Zambia’s plan to plug a gaping budget deficit by more than doubling foreign bond issuance is sending dollar-borrowing costs to 14-month highs.
It could get worse, according to Oliver Saasa, a consultant who was briefed about the plan to raise as much as $2 billion in Eurobonds by a Finance Ministry official. The southern African nation may have to pay as much as 10 percent for the new debt, about 2 percentage points higher than yields on existing securities, he said.
Zambia’s finance ministry said last week the deficit would swell to more than 6 percent of gross domestic product, compared with a previous target of 4.6 percent, after the government exceeded budgeted expenditure and reversed a planned increase in mine taxes at a time when low copper prices are crimping revenue. That’s optimistic, according to the International Monetary Fund, which said in a report on Tuesday the shortfall could widen to 7.7 percent even with proposed spending cuts and a government salary freeze.
“I don’t know how they could get it so terribly wrong,” Saasa, the chief executive officer of Premier Consult Ltd. and a director at Stanbic Bank Zambia Ltd., said by phone from Lusaka, the capital, on Tuesday. “They are definitely going to get very expensive,” he said, referring to the planned Eurobond sale.
Yields on Zambia’s $1 billion of dollar notes maturing in April 2024 jumped 39 basis points on Wednesday to 8.21 percent, the highest since April 2014. The bonds pared declines on Thursday, with yields dropping 18 basis points to 8.04 percent by 8:07 a.m. in London. That compares with 6.32 percent for similar-maturity Nigerian dollar debt, 6.8 percent for Kenya and 9.46 percent for Ghana.
The southern African nation may start meeting investors over the planned sale in the first week of July, Saasa said. Finance Minister Alexander Chikwanda said Wednesday he has told parliament of the government’s intention to finance the 2015 deficit by selling Eurobonds. He declined to comment on how much Zambia plans to raise or give details on timing.

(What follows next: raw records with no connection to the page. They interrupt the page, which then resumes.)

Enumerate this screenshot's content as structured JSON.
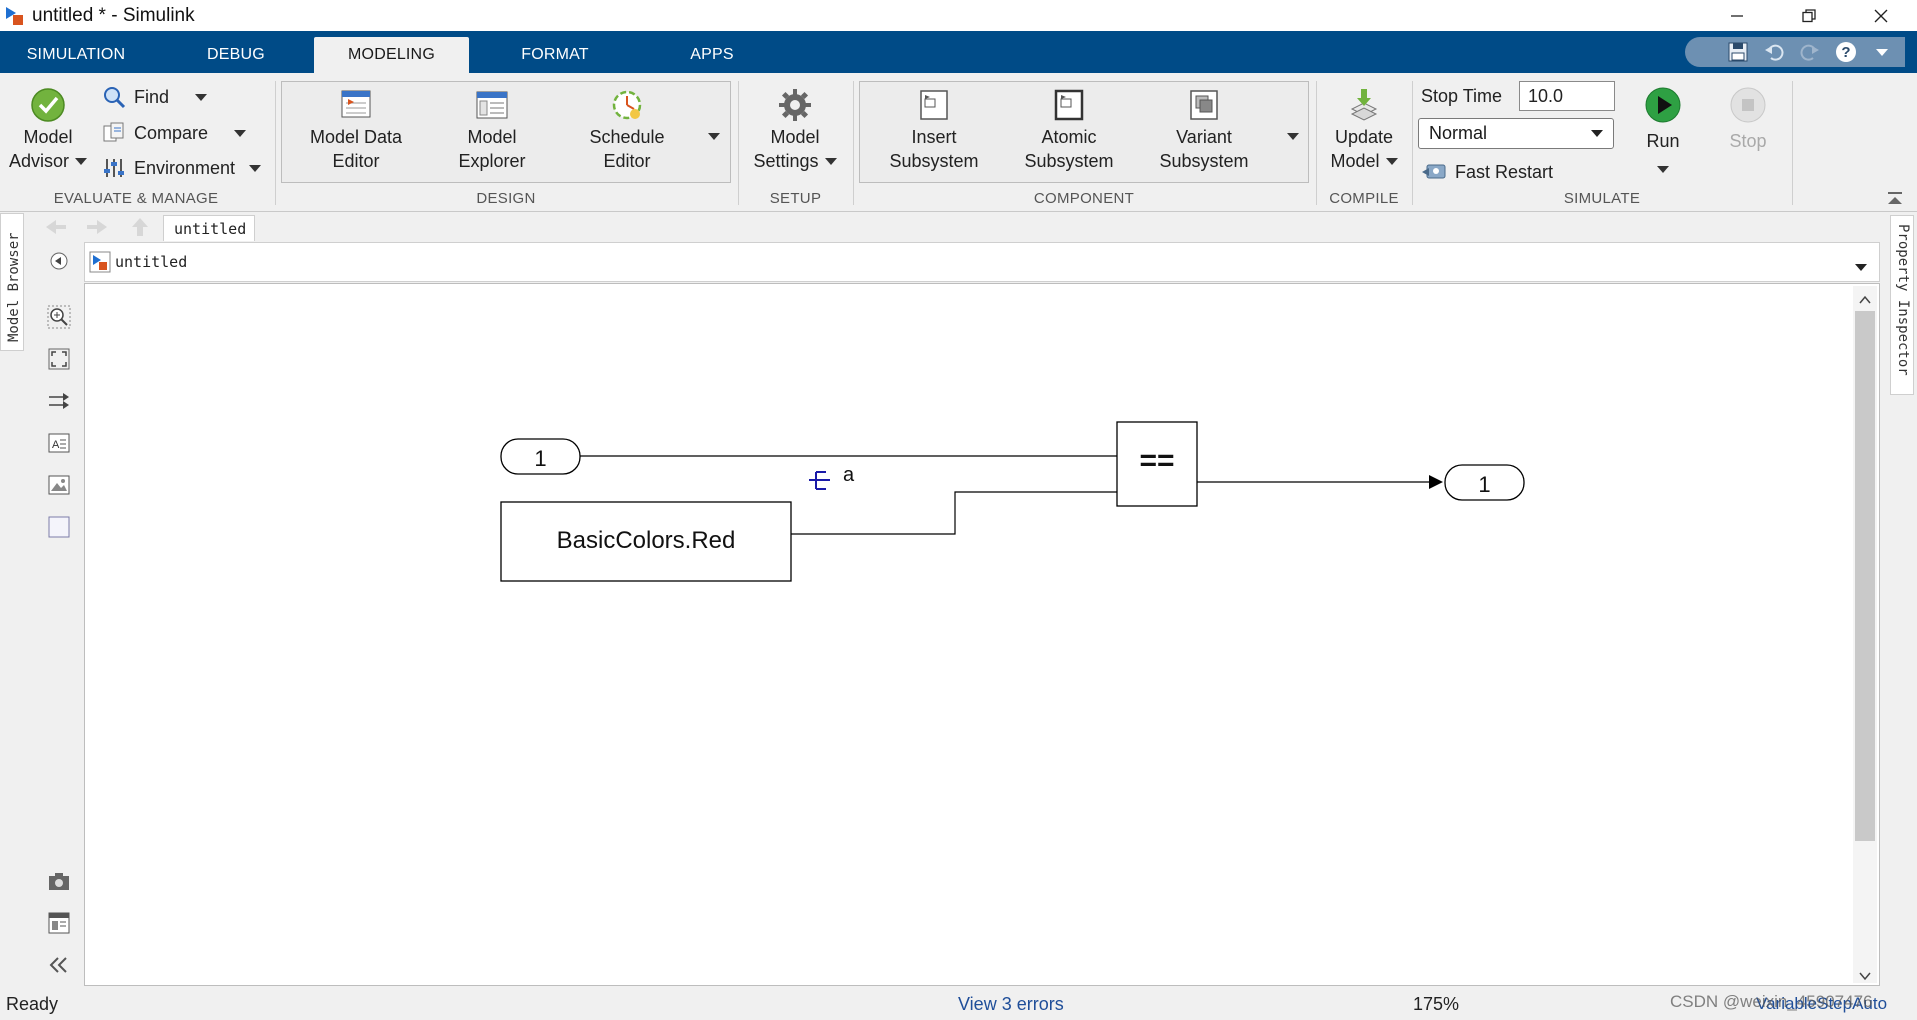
{
  "window": {
    "title": "untitled * - Simulink",
    "controls": {
      "minimize": "minimize-icon",
      "restore": "restore-icon",
      "close": "close-icon"
    }
  },
  "tabs": [
    {
      "label": "SIMULATION"
    },
    {
      "label": "DEBUG"
    },
    {
      "label": "MODELING"
    },
    {
      "label": "FORMAT"
    },
    {
      "label": "APPS"
    }
  ],
  "active_tab": "MODELING",
  "ribbon": {
    "evaluate": {
      "label": "EVALUATE & MANAGE",
      "model_advisor_line1": "Model",
      "model_advisor_line2": "Advisor",
      "find": "Find",
      "compare": "Compare",
      "environment": "Environment"
    },
    "design": {
      "label": "DESIGN",
      "model_data_editor_1": "Model Data",
      "model_data_editor_2": "Editor",
      "model_explorer_1": "Model",
      "model_explorer_2": "Explorer",
      "schedule_editor_1": "Schedule",
      "schedule_editor_2": "Editor"
    },
    "setup": {
      "label": "SETUP",
      "model_settings_1": "Model",
      "model_settings_2": "Settings"
    },
    "component": {
      "label": "COMPONENT",
      "insert_subsystem_1": "Insert",
      "insert_subsystem_2": "Subsystem",
      "atomic_subsystem_1": "Atomic",
      "atomic_subsystem_2": "Subsystem",
      "variant_subsystem_1": "Variant",
      "variant_subsystem_2": "Subsystem"
    },
    "compile": {
      "label": "COMPILE",
      "update_model_1": "Update",
      "update_model_2": "Model"
    },
    "simulate": {
      "label": "SIMULATE",
      "stop_time_label": "Stop Time",
      "stop_time_value": "10.0",
      "mode": "Normal",
      "fast_restart": "Fast Restart",
      "run": "Run",
      "stop": "Stop"
    }
  },
  "breadcrumb": {
    "tab": "untitled",
    "path": "untitled"
  },
  "side_panels": {
    "left": "Model Browser",
    "right": "Property Inspector"
  },
  "diagram": {
    "inport": {
      "label": "1"
    },
    "outport": {
      "label": "1"
    },
    "relational": {
      "label": "=="
    },
    "constant": {
      "label": "BasicColors.Red"
    },
    "signal_label": "a"
  },
  "status": {
    "state": "Ready",
    "errors": "View 3 errors",
    "zoom": "175%",
    "solver": "VariableStepAuto",
    "watermark": "CSDN @weixin_45907476"
  },
  "colors": {
    "tab_bar": "#004b87",
    "signal_marker": "#1a1aa8",
    "run_green": "#2ea043",
    "link": "#1f4e99"
  }
}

“If we go to the bond market we’ll go to the bond market,” he said.
Chikwanda cut this year’s economic growth target to 5.8 percent from a previous estimate of more than 7 percent. Zambia will save an estimated 5 billion kwacha ($673 million) through “rationalizing” spending by starting new projects only when current ones are completed, he said.
The country is Africa’s biggest copper producer after the Democratic Republic of Congo. The metal, which accounts for 10 percent of Zambia’s gross domestic product, more than 70 percent of export earnings and 12 percent of government revenue, according to the IMF, has dropped 14 percent over the past year in London. Elections next year pose the risk that Zambia may renege on promises to cut spending, the Washington-based Institute of International Finance Inc. said in a report last month.
Increased external borrowing may lift Zambia’s annual debt-servicing costs to about $500 million, from $150 million, Chikwanda said.
Moody’s Investors Service last month cut its outlook on Zambia’s Eurobonds to negative, citing increasing debt costs as one of the reasons.
In its report, the IMF expressed concern that Zambia’s increased reliance on external funding may place too great a burden on state finances and urged the government to avoid “excessive” foreign debt. Other measures, including tax increases, should be used to narrow the budget shortfall, the IMF said.
“It would be prudent to limit debt-financed spending to critical public infrastructure projects,” the Washington-based lender said. “If the deficit is not reduced, the fiscal position will become unsustainable.”